### Task objective
For each line below, return an exact copy.

### Provided material

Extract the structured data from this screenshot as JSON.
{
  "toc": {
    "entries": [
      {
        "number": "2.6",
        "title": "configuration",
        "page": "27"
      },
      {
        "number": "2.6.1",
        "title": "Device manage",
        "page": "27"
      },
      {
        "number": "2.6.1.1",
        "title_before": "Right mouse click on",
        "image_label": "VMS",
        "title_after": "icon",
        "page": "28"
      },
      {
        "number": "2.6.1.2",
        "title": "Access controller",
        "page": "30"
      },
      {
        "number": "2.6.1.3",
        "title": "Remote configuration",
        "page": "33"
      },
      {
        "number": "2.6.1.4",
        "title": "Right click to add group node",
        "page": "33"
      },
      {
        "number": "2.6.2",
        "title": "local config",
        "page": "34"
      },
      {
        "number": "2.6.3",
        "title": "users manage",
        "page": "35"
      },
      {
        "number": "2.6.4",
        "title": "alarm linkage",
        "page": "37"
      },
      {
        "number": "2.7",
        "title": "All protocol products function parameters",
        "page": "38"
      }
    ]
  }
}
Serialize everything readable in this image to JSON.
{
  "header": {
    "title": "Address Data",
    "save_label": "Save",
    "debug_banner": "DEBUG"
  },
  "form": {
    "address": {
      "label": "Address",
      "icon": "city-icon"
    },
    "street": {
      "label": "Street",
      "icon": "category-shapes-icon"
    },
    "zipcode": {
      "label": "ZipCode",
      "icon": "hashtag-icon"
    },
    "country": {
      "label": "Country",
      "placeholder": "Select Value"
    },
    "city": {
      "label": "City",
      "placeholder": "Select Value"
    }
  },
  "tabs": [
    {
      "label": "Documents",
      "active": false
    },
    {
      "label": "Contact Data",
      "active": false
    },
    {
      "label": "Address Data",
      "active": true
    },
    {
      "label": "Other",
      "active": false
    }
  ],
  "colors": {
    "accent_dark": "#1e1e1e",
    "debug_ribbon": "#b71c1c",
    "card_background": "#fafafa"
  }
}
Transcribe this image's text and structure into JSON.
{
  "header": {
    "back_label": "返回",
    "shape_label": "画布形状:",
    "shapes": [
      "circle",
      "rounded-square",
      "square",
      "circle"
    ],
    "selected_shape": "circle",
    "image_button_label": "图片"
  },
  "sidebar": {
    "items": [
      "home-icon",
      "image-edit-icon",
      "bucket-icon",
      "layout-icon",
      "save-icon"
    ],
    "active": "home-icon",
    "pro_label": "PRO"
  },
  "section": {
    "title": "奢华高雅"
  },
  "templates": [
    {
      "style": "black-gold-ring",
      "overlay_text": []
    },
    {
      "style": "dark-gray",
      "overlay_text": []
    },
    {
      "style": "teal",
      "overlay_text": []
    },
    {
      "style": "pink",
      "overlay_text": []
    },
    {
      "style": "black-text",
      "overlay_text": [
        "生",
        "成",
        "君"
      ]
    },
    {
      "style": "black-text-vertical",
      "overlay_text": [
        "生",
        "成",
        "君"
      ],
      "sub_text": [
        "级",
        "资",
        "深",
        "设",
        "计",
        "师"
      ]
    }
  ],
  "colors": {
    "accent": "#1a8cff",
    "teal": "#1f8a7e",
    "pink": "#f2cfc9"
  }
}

### Written response
Extract the structured data from this screenshot as JSON.
{
  "toc": {
    "entries": [
      {
        "number": "2.6",
        "title": "configuration",
        "page": "27"
      },
      {
        "number": "2.6.1",
        "title": "Device manage",
        "page": "27"
      },
      {
        "number": "2.6.1.1",
        "title_before": "Right mouse click on",
        "image_label": "VMS",
        "title_after": "icon",
        "page": "28"
      },
      {
        "number": "2.6.1.2",
        "title": "Access controller",
        "page": "30"
      },
      {
        "number": "2.6.1.3",
        "title": "Remote configuration",
        "page": "33"
      },
      {
        "number": "2.6.1.4",
        "title": "Right click to add group node",
        "page": "33"
      },
      {
        "number": "2.6.2",
        "title": "local config",
        "page": "34"
      },
      {
        "number": "2.6.3",
        "title": "users manage",
        "page": "35"
      },
      {
        "number": "2.6.4",
        "title": "alarm linkage",
        "page": "37"
      },
      {
        "number": "2.7",
        "title": "All protocol products function parameters",
        "page": "38"
      }
    ]
  }
}
Serialize everything readable in this image to JSON.
{
  "header": {
    "title": "Address Data",
    "save_label": "Save",
    "debug_banner": "DEBUG"
  },
  "form": {
    "address": {
      "label": "Address",
      "icon": "city-icon"
    },
    "street": {
      "label": "Street",
      "icon": "category-shapes-icon"
    },
    "zipcode": {
      "label": "ZipCode",
      "icon": "hashtag-icon"
    },
    "country": {
      "label": "Country",
      "placeholder": "Select Value"
    },
    "city": {
      "label": "City",
      "placeholder": "Select Value"
    }
  },
  "tabs": [
    {
      "label": "Documents",
      "active": false
    },
    {
      "label": "Contact Data",
      "active": false
    },
    {
      "label": "Address Data",
      "active": true
    },
    {
      "label": "Other",
      "active": false
    }
  ],
  "colors": {
    "accent_dark": "#1e1e1e",
    "debug_ribbon": "#b71c1c",
    "card_background": "#fafafa"
  }
}
Transcribe this image's text and structure into JSON.
{
  "header": {
    "back_label": "返回",
    "shape_label": "画布形状:",
    "shapes": [
      "circle",
      "rounded-square",
      "square",
      "circle"
    ],
    "selected_shape": "circle",
    "image_button_label": "图片"
  },
  "sidebar": {
    "items": [
      "home-icon",
      "image-edit-icon",
      "bucket-icon",
      "layout-icon",
      "save-icon"
    ],
    "active": "home-icon",
    "pro_label": "PRO"
  },
  "section": {
    "title": "奢华高雅"
  },
  "templates": [
    {
      "style": "black-gold-ring",
      "overlay_text": []
    },
    {
      "style": "dark-gray",
      "overlay_text": []
    },
    {
      "style": "teal",
      "overlay_text": []
    },
    {
      "style": "pink",
      "overlay_text": []
    },
    {
      "style": "black-text",
      "overlay_text": [
        "生",
        "成",
        "君"
      ]
    },
    {
      "style": "black-text-vertical",
      "overlay_text": [
        "生",
        "成",
        "君"
      ],
      "sub_text": [
        "级",
        "资",
        "深",
        "设",
        "计",
        "师"
      ]
    }
  ],
  "colors": {
    "accent": "#1a8cff",
    "teal": "#1f8a7e",
    "pink": "#f2cfc9"
  }
}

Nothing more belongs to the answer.